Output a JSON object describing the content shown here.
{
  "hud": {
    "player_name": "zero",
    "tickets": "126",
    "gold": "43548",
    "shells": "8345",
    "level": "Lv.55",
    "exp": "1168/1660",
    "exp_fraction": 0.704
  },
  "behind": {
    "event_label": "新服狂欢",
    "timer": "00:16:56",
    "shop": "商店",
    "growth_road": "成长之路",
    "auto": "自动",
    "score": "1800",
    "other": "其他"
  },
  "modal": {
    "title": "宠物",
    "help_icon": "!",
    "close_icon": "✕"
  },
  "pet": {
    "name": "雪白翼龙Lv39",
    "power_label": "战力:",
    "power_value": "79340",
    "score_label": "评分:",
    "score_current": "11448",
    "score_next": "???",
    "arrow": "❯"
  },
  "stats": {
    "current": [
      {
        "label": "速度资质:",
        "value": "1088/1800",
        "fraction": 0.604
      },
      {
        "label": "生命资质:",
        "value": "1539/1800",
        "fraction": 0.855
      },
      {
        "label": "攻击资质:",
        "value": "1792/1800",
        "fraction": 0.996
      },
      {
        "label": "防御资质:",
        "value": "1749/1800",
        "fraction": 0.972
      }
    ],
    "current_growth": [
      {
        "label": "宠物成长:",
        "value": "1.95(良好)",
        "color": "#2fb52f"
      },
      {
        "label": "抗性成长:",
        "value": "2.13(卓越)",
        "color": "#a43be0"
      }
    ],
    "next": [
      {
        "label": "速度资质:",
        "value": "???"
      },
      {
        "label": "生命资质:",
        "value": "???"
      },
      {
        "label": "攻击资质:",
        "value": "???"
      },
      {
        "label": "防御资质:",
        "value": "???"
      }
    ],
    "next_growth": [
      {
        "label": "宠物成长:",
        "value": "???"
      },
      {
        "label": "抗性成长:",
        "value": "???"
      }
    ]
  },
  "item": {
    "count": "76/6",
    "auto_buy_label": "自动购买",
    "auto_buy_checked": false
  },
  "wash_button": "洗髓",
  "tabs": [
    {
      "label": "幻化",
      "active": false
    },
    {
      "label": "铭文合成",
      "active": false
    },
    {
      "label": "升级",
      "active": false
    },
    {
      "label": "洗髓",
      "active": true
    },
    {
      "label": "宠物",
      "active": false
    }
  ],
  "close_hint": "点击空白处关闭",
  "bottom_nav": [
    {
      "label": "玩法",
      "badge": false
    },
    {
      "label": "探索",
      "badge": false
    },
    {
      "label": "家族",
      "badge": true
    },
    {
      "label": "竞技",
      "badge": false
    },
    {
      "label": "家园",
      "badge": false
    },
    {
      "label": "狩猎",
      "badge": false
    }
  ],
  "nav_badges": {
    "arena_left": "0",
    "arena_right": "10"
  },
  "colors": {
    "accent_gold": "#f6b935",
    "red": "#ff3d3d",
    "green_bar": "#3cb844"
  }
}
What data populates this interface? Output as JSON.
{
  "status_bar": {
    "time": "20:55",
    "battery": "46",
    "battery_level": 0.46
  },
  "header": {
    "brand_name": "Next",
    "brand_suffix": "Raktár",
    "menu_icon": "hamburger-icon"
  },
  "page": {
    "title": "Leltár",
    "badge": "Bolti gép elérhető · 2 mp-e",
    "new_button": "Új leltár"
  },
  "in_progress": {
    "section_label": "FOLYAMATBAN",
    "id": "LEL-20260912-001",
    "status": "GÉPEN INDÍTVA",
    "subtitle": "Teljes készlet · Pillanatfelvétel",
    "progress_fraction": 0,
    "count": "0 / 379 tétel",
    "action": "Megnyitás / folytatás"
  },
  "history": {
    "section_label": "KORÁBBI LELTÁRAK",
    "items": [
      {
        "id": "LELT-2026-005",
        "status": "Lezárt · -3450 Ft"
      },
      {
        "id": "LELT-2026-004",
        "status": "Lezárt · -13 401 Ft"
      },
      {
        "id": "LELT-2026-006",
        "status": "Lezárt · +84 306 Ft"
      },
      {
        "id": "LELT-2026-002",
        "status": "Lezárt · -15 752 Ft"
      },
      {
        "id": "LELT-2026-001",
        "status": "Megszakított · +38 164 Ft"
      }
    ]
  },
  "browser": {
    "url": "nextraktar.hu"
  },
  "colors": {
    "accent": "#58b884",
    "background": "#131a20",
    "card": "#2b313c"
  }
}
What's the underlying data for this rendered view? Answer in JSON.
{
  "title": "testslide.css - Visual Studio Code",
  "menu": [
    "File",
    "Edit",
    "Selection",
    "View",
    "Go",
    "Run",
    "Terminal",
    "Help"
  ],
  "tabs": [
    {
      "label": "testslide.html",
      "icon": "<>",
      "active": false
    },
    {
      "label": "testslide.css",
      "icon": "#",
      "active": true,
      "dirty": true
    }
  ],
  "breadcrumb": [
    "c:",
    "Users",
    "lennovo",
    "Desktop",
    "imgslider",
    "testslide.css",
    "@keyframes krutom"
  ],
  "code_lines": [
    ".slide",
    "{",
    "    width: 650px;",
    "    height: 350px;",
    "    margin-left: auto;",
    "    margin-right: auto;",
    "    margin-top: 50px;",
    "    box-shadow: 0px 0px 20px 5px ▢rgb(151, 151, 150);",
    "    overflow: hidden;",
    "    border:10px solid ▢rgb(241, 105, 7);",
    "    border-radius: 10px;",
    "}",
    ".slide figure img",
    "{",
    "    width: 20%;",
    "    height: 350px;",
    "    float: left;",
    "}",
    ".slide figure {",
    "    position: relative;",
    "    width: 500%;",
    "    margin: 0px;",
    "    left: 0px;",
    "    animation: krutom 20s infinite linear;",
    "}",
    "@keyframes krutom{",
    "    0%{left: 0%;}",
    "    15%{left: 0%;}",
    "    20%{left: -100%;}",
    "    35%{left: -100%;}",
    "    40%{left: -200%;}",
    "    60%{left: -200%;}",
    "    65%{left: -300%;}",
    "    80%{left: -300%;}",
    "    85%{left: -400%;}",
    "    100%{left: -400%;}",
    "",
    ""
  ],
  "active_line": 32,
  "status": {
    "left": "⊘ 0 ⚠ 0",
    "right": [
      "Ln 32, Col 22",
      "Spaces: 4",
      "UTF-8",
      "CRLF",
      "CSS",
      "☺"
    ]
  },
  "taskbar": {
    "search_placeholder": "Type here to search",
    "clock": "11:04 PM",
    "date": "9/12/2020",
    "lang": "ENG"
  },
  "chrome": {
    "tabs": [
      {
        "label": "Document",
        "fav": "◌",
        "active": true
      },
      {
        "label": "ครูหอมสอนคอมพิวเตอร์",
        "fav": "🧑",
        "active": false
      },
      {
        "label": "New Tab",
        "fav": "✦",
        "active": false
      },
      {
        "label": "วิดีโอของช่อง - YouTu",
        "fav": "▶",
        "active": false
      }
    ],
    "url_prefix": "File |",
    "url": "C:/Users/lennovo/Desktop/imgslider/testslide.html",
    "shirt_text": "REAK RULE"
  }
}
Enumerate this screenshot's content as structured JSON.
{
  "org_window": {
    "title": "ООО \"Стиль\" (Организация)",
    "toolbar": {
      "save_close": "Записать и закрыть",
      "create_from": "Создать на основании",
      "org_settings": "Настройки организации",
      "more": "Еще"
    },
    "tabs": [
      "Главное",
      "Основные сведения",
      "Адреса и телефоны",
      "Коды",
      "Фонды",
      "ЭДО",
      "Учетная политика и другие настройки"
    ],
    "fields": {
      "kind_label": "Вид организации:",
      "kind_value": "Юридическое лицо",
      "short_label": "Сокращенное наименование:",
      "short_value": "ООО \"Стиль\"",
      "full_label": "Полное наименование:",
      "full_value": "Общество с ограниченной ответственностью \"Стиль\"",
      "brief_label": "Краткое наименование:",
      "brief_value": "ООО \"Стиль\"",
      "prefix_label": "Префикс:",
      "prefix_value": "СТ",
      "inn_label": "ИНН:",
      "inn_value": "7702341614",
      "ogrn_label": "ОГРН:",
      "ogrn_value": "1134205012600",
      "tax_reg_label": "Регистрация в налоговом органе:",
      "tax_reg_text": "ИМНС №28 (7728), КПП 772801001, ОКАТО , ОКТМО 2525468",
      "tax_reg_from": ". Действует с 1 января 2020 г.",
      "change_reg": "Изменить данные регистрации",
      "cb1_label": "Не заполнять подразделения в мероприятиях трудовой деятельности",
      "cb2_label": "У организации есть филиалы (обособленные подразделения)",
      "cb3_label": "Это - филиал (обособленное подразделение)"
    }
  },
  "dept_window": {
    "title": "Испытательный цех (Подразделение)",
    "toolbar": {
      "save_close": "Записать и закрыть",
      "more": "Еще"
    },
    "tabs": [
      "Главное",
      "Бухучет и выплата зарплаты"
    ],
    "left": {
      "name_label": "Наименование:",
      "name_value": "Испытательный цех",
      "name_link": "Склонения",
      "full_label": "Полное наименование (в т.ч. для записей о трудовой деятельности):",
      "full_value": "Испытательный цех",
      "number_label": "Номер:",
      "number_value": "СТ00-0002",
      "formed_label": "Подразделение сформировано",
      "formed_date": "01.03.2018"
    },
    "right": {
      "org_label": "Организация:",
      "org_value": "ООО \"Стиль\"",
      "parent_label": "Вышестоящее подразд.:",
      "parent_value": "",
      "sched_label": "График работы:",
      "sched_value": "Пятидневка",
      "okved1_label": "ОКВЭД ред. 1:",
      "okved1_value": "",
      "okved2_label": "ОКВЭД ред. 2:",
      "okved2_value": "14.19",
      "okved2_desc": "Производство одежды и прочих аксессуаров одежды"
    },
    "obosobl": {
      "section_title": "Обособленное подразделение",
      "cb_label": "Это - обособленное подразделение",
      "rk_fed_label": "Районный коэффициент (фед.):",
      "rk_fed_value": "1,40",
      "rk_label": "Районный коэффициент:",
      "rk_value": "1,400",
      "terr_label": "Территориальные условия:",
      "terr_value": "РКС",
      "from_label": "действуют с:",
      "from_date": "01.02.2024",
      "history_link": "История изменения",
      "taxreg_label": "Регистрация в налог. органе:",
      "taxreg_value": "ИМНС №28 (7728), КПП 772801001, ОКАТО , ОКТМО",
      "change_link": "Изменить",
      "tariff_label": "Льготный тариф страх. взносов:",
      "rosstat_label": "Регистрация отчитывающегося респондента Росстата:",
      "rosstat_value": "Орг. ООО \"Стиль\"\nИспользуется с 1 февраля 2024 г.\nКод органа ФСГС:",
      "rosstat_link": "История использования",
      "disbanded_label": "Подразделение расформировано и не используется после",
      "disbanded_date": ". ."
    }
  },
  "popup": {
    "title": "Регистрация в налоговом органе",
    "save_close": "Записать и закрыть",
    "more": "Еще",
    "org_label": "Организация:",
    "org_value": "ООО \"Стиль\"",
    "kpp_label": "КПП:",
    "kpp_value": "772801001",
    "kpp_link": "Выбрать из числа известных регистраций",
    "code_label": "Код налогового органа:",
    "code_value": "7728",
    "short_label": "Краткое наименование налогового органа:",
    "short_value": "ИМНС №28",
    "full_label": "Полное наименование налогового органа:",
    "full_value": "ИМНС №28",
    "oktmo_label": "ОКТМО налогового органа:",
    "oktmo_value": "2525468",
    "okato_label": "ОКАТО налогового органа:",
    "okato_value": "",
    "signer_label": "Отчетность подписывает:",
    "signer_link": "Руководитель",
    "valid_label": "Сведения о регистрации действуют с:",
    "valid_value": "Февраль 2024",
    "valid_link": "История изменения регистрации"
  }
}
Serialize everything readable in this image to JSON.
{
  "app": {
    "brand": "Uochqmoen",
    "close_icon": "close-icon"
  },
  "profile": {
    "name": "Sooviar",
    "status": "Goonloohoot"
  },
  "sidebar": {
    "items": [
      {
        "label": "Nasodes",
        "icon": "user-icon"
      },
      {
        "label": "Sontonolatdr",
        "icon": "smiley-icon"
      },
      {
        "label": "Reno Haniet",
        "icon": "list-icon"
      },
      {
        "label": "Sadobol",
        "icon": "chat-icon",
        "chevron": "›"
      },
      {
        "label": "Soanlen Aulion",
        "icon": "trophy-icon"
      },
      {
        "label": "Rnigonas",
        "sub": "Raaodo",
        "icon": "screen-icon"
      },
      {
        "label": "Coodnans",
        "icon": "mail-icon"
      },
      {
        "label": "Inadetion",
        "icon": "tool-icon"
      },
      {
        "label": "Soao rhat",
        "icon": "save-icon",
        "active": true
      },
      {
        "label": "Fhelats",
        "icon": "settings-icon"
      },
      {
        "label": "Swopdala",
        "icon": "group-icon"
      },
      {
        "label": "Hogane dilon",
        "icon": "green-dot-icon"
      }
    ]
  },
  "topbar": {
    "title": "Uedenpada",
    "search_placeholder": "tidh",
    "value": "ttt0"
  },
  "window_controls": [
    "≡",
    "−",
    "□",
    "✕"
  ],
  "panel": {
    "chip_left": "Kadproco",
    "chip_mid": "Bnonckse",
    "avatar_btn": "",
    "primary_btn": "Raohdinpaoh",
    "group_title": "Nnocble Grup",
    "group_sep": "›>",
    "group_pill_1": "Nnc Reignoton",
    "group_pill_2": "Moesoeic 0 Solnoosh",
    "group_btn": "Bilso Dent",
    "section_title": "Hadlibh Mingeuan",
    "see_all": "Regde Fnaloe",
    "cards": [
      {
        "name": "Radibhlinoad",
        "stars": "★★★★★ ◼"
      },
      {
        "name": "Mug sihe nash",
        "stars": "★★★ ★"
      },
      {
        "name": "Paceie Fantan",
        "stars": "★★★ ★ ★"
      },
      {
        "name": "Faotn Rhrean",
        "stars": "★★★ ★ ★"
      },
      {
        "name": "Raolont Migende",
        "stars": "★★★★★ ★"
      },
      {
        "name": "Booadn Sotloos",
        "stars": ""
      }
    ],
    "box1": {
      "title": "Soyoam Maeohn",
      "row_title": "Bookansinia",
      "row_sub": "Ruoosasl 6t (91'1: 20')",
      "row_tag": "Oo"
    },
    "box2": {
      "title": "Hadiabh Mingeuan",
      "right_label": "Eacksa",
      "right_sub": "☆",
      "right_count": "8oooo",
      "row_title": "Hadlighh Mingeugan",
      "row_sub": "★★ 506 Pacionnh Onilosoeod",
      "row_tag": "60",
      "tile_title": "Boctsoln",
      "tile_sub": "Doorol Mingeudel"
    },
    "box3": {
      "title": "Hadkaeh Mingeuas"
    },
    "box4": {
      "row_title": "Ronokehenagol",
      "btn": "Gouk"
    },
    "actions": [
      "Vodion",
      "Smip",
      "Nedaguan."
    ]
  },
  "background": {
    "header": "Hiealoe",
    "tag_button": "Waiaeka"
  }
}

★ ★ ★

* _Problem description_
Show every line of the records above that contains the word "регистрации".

* _Reply_
      "change_reg": "Изменить данные регистрации",
    "valid_label": "Сведения о регистрации действуют с:",
    "valid_link": "История изменения регистрации"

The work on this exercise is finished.